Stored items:
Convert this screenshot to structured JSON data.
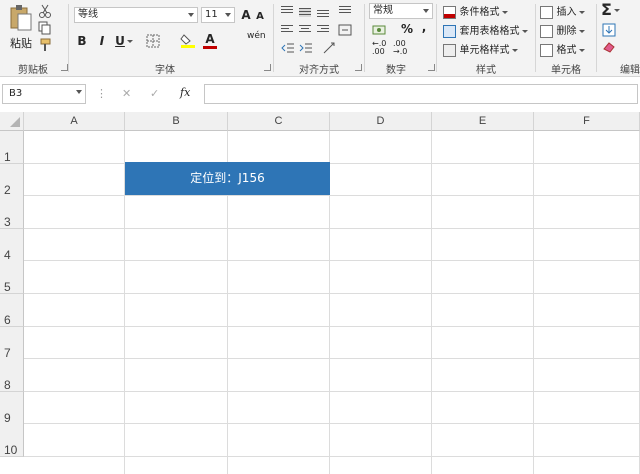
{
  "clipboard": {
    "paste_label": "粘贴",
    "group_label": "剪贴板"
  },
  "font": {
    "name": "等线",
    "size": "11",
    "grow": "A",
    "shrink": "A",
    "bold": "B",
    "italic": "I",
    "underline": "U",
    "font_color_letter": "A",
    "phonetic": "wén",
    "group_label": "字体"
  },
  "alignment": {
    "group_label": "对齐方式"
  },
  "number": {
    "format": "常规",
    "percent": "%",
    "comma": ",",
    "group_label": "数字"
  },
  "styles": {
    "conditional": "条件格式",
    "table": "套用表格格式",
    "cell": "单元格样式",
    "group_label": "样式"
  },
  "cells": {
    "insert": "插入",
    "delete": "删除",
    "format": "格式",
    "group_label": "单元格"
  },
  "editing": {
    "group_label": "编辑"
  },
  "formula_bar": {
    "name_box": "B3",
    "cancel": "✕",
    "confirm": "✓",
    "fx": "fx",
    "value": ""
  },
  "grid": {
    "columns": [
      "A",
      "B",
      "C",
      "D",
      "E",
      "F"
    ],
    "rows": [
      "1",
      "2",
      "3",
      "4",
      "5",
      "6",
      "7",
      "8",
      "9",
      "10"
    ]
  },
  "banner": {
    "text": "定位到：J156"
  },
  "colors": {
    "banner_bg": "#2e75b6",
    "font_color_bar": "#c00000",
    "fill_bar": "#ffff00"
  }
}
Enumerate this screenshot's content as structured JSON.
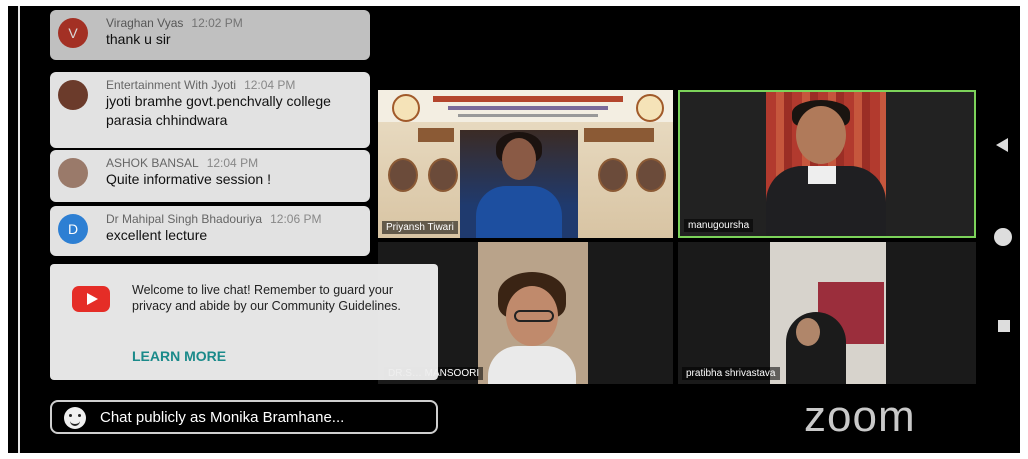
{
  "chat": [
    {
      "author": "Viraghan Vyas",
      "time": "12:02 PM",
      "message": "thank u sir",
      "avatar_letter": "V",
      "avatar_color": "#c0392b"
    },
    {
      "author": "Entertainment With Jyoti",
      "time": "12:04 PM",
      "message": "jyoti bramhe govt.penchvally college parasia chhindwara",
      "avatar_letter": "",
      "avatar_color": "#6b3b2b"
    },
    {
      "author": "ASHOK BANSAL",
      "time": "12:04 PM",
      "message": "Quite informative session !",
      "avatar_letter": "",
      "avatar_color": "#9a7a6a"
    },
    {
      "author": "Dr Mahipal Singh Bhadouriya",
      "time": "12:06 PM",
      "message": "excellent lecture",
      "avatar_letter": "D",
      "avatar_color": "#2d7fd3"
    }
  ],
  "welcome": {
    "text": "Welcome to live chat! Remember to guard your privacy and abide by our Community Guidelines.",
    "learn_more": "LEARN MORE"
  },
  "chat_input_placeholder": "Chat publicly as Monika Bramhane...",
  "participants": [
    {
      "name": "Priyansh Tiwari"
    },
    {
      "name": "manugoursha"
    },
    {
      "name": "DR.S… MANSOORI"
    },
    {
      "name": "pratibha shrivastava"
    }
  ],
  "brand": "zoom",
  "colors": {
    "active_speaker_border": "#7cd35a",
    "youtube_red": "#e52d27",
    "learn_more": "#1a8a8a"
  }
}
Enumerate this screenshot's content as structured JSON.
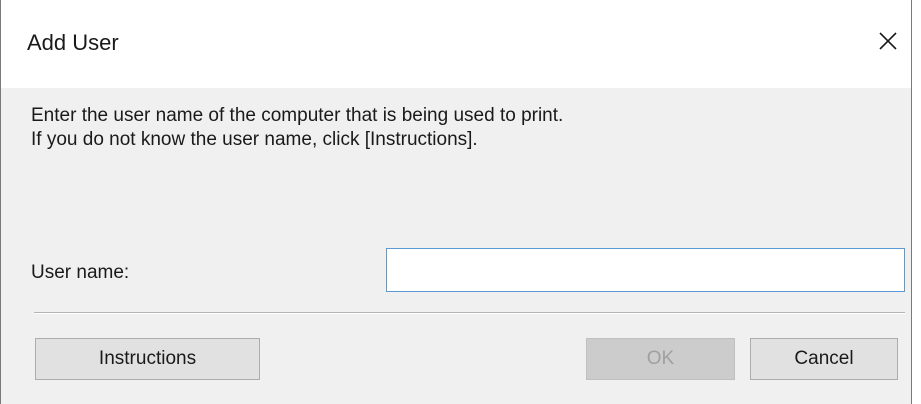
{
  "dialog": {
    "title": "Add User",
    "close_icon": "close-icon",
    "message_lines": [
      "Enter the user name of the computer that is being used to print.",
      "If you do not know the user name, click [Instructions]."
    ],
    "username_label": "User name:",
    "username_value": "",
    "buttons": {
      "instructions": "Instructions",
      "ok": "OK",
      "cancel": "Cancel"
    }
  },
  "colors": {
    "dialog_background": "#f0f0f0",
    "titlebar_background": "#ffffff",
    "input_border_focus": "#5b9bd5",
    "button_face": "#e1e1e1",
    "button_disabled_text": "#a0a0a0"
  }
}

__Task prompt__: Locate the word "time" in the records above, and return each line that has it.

__Result of the exercise__:
      "time": "12:02 PM",
      "time": "12:04 PM",
      "time": "12:04 PM",
      "time": "12:06 PM",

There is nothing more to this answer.